'''

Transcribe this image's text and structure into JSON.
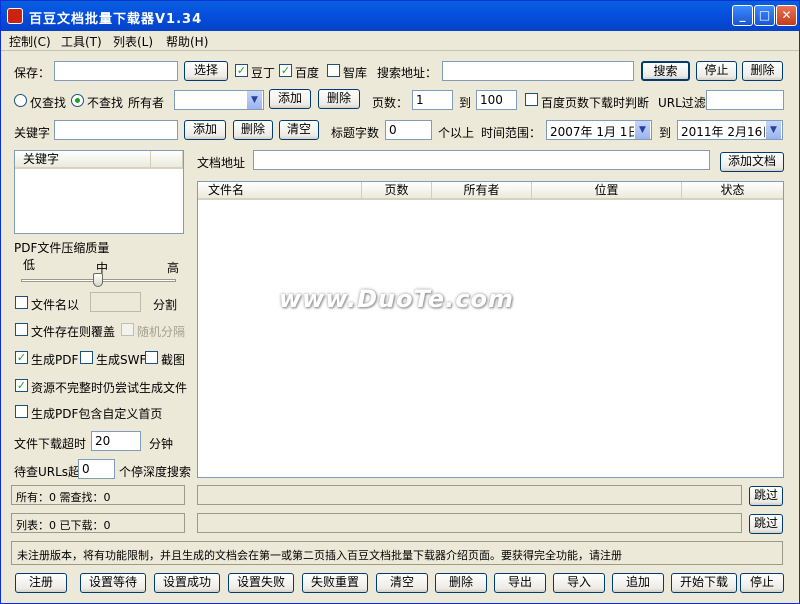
{
  "window": {
    "title": "百豆文档批量下载器V1.34"
  },
  "menu": [
    "控制(C)",
    "工具(T)",
    "列表(L)",
    "帮助(H)"
  ],
  "row1": {
    "save_label": "保存：",
    "choose_btn": "选择",
    "cb_douding": "豆丁",
    "cb_baidu": "百度",
    "cb_zhiku": "智库",
    "search_addr_label": "搜索地址：",
    "search_btn": "搜索",
    "stop_btn": "停止",
    "delete_btn": "删除"
  },
  "row2": {
    "radio_only": "仅查找",
    "radio_no": "不查找",
    "owner_label": "所有者",
    "add_btn": "添加",
    "delete_btn": "删除",
    "pages_label": "页数：",
    "page_from": "1",
    "to_label": "到",
    "page_to": "100",
    "cb_baidu_pages": "百度页数下载时判断",
    "url_filter_label": "URL过滤"
  },
  "row3": {
    "keyword_label": "关键字",
    "add_btn": "添加",
    "delete_btn": "删除",
    "clear_btn": "清空",
    "title_chars_label": "标题字数",
    "title_chars": "0",
    "above_label": "个以上",
    "time_range_label": "时间范围：",
    "date_from": "2007年 1月 1日",
    "to_label": "到",
    "date_to": "2011年 2月16日"
  },
  "left": {
    "keyword_header": "关键字",
    "pdf_quality_label": "PDF文件压缩质量",
    "low": "低",
    "mid": "中",
    "high": "高",
    "cb_filename": "文件名以",
    "split_label": "分割",
    "cb_overwrite": "文件存在则覆盖",
    "cb_random": "随机分隔",
    "cb_gen_pdf": "生成PDF",
    "cb_gen_swf": "生成SWF",
    "cb_screenshot": "截图",
    "cb_retry": "资源不完整时仍尝试生成文件",
    "cb_custom_home": "生成PDF包含自定义首页",
    "timeout_label": "文件下载超时",
    "timeout_value": "20",
    "minutes_label": "分钟",
    "pending_label": "待查URLs超",
    "pending_value": "0",
    "pending_suffix": "个停深度搜索"
  },
  "doc": {
    "addr_label": "文档地址",
    "add_doc_btn": "添加文档",
    "columns": [
      "文件名",
      "页数",
      "所有者",
      "位置",
      "状态"
    ]
  },
  "status": {
    "all_line": "所有：0 需查找：0",
    "list_line": "列表：0 已下载：0",
    "skip1": "跳过",
    "skip2": "跳过"
  },
  "notice": "未注册版本，将有功能限制，并且生成的文档会在第一或第二页插入百豆文档批量下载器介绍页面。要获得完全功能，请注册",
  "bottom_buttons": [
    "注册",
    "设置等待",
    "设置成功",
    "设置失败",
    "失败重置",
    "清空",
    "删除",
    "导出",
    "导入",
    "追加",
    "开始下载",
    "停止"
  ],
  "watermark": "www.DuoTe.com"
}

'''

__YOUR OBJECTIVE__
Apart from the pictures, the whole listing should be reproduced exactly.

__RESPONSE TO THE EXERCISE__
Transcribe this image's text and structure into JSON.
{
  "window": {
    "title": "百豆文档批量下载器V1.34"
  },
  "menu": [
    "控制(C)",
    "工具(T)",
    "列表(L)",
    "帮助(H)"
  ],
  "row1": {
    "save_label": "保存：",
    "choose_btn": "选择",
    "cb_douding": "豆丁",
    "cb_baidu": "百度",
    "cb_zhiku": "智库",
    "search_addr_label": "搜索地址：",
    "search_btn": "搜索",
    "stop_btn": "停止",
    "delete_btn": "删除"
  },
  "row2": {
    "radio_only": "仅查找",
    "radio_no": "不查找",
    "owner_label": "所有者",
    "add_btn": "添加",
    "delete_btn": "删除",
    "pages_label": "页数：",
    "page_from": "1",
    "to_label": "到",
    "page_to": "100",
    "cb_baidu_pages": "百度页数下载时判断",
    "url_filter_label": "URL过滤"
  },
  "row3": {
    "keyword_label": "关键字",
    "add_btn": "添加",
    "delete_btn": "删除",
    "clear_btn": "清空",
    "title_chars_label": "标题字数",
    "title_chars": "0",
    "above_label": "个以上",
    "time_range_label": "时间范围：",
    "date_from": "2007年 1月 1日",
    "to_label": "到",
    "date_to": "2011年 2月16日"
  },
  "left": {
    "keyword_header": "关键字",
    "pdf_quality_label": "PDF文件压缩质量",
    "low": "低",
    "mid": "中",
    "high": "高",
    "cb_filename": "文件名以",
    "split_label": "分割",
    "cb_overwrite": "文件存在则覆盖",
    "cb_random": "随机分隔",
    "cb_gen_pdf": "生成PDF",
    "cb_gen_swf": "生成SWF",
    "cb_screenshot": "截图",
    "cb_retry": "资源不完整时仍尝试生成文件",
    "cb_custom_home": "生成PDF包含自定义首页",
    "timeout_label": "文件下载超时",
    "timeout_value": "20",
    "minutes_label": "分钟",
    "pending_label": "待查URLs超",
    "pending_value": "0",
    "pending_suffix": "个停深度搜索"
  },
  "doc": {
    "addr_label": "文档地址",
    "add_doc_btn": "添加文档",
    "columns": [
      "文件名",
      "页数",
      "所有者",
      "位置",
      "状态"
    ]
  },
  "status": {
    "all_line": "所有：0 需查找：0",
    "list_line": "列表：0 已下载：0",
    "skip1": "跳过",
    "skip2": "跳过"
  },
  "notice": "未注册版本，将有功能限制，并且生成的文档会在第一或第二页插入百豆文档批量下载器介绍页面。要获得完全功能，请注册",
  "bottom_buttons": [
    "注册",
    "设置等待",
    "设置成功",
    "设置失败",
    "失败重置",
    "清空",
    "删除",
    "导出",
    "导入",
    "追加",
    "开始下载",
    "停止"
  ],
  "watermark": "www.DuoTe.com"
}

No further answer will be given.